ActiveReports product family consists of ActiveReports.NET (from now on AR.NET) and ActiveReportsJS (from now on ARJS). Suppose you want to integrate a reporting solution into a .NET desktop application, such as WPF or Windows Forms, or build a long-running service application that distributes reports on schedule.
In that case, AR.NET is an essential choice. However, if you build a web application that offers reporting features, both AR.NET and ARJS could be suitable for that purpose. This article compares these two products by multiple factors that should be considered to decide which product to use.
AR.NET is written on C# and runs against .NET runtime. Reports are initialized, processed, and exported on the server-side of a web application. Thus, AR.NET can only be used within a .NET web application. Here is a simple sequence diagram of a typical AR.NET based application
Both products include the report designer that lets developers build report templates. AR.NET offers the Visual Studio-integrated report designer that you can use to add and modify reports within your .NET web application's structure.
Also, AR.NET offers the standalone designer application for Windows that you can utilize to create, modify, and save report templates as external files. It could be practical if you use the IDE other than Visual Studio, for example, Visual Studio Code. ARJS provides a cross-platform standalone designer application that you can run on Windows, Mac OS, and Linux operating systems.
In addition, AR.NET installation includes the standalone Report Viewer application, Theme Editor, and Import Tool.
AR.NET supports connection to MS SQL Server, SQLite, ODBC, OLE DB, XML, CSV, JSON data sources at design time. At runtime, the code can supply the collection objects or DataSet/DataTable/DataView instance to be used as the data source. Also, AR.NET supports custom data providers' implementation that you can use to bind a report to a database of your choice.
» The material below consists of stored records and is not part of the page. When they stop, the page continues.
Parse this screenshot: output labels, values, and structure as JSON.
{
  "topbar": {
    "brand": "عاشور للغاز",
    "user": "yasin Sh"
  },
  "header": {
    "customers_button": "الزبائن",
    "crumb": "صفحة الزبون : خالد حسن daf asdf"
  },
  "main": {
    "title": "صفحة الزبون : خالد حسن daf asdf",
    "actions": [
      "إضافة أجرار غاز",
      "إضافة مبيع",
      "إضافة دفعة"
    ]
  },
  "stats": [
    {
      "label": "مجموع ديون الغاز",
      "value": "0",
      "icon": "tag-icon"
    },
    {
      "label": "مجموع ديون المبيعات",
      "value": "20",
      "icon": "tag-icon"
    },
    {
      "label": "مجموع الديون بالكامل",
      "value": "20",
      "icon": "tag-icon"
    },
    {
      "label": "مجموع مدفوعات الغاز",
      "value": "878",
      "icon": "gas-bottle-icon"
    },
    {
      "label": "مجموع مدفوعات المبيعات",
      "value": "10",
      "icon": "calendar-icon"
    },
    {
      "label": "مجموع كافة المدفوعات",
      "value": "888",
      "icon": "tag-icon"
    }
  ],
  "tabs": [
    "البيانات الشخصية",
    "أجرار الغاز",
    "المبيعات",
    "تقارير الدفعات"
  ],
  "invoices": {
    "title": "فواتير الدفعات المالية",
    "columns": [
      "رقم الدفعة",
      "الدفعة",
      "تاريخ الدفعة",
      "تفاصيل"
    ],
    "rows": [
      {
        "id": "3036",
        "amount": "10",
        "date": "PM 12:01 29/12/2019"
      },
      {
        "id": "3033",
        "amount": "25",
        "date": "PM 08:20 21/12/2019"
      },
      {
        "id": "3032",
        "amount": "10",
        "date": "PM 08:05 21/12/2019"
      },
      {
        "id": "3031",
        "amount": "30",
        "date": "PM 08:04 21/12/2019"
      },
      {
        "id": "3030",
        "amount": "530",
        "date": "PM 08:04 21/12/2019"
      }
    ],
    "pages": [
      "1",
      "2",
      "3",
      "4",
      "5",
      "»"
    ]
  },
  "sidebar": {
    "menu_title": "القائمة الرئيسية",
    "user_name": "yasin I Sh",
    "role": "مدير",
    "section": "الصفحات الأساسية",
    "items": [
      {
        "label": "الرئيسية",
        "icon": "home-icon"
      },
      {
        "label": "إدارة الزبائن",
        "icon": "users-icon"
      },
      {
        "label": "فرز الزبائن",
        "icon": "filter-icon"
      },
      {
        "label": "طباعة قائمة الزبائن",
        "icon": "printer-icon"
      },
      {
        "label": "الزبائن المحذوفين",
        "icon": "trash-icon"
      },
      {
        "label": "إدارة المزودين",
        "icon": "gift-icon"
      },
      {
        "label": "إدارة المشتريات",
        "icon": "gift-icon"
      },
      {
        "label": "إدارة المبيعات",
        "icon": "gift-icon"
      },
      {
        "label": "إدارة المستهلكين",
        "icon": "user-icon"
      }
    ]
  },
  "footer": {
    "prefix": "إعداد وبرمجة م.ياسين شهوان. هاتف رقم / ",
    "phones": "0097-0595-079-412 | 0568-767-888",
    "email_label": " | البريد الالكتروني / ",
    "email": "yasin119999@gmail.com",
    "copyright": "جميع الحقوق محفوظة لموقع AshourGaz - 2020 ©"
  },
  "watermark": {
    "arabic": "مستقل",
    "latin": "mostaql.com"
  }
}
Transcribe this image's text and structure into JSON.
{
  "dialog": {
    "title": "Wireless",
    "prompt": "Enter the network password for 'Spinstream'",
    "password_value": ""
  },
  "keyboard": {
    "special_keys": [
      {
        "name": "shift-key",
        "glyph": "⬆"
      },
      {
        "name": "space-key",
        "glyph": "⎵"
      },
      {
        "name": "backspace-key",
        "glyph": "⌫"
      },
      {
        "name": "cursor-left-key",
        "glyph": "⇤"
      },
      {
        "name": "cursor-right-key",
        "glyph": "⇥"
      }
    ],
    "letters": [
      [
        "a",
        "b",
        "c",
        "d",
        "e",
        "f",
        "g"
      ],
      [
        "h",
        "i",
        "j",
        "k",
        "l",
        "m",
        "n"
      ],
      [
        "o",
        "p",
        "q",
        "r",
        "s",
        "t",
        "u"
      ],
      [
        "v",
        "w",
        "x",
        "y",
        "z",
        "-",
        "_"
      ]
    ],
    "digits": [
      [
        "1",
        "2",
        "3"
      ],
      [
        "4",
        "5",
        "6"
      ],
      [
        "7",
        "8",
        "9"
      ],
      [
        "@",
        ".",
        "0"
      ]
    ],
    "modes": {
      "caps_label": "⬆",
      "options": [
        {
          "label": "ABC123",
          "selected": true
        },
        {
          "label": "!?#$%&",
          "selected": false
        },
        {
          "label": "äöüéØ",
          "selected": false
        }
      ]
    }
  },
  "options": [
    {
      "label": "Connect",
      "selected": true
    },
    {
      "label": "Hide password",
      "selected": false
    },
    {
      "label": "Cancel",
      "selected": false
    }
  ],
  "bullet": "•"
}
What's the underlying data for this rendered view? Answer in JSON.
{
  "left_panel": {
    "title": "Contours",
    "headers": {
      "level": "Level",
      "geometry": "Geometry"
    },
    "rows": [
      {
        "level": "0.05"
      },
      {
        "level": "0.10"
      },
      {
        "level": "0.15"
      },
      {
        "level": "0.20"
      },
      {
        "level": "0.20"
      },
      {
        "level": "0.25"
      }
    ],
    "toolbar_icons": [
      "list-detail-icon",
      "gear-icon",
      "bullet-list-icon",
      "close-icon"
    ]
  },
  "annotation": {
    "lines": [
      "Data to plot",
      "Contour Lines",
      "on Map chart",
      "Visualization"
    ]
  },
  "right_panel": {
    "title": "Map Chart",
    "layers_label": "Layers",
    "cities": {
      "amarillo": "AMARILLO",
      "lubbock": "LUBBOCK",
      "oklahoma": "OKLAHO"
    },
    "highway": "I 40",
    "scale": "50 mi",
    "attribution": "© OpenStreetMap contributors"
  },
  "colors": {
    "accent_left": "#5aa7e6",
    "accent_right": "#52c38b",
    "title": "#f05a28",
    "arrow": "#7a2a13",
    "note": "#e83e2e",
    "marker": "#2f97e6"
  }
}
ARJS supports Continous Page and Fixed Page Reports.
AR.NET and ARJS report items for Page reports and RDL reports are the same. The only difference is that AR.JS does not support Map control, and instead of the FormattedText control, ARJS has the RichText control. Besides, AR.NET supports custom report item implementation that you can use to build custom visualizers such as particular charts.
Both AR.NET and ARJS include the Report Viewer and Report Designer components that you can integrate into a web application. Report Viewer allows users to preview and export reports, and with the web designer, users can modify existing or create new report templates.
AR.NET Viewer and Designer components communicate with the server-side to save, load, pull the output, and export reports. ARJS components do not depend on the server-side, and thus they are more flexible than AR.NET ones.
AR.NET supports the report’s data export to CSV and JSON and export the report's layout to BMP, GIF, JPEG, TIFF, PNG pictures, PDF, Word, HTML, and Excel documents. Besides, AR.NET supports custom export implementation.
AR.JS only supports export to PDF, HTML, and Tabular Data (CSV) documents.
Licensing and Pricing
AR.NET license is developer-based, and the single license is applicable for an unlimited number of deployments. Report Viewer and Report Designer components are part of the Professional Edition. You can check the pricing information on our website.
ARJS license is free for all development use; it can be used freely by an unlimited number of developers. It is licensed based on runtime deployment for each hostname. It offers competitive pricing per hostname, domain, or an unlimited number of domains.
Visit our website for more information.
AR.NET is ideal for .NET developers who create web or desktop enterprise applications. ARJS is a framework and backend independent reporting solution for all modern web, SaaS, and mobile applications.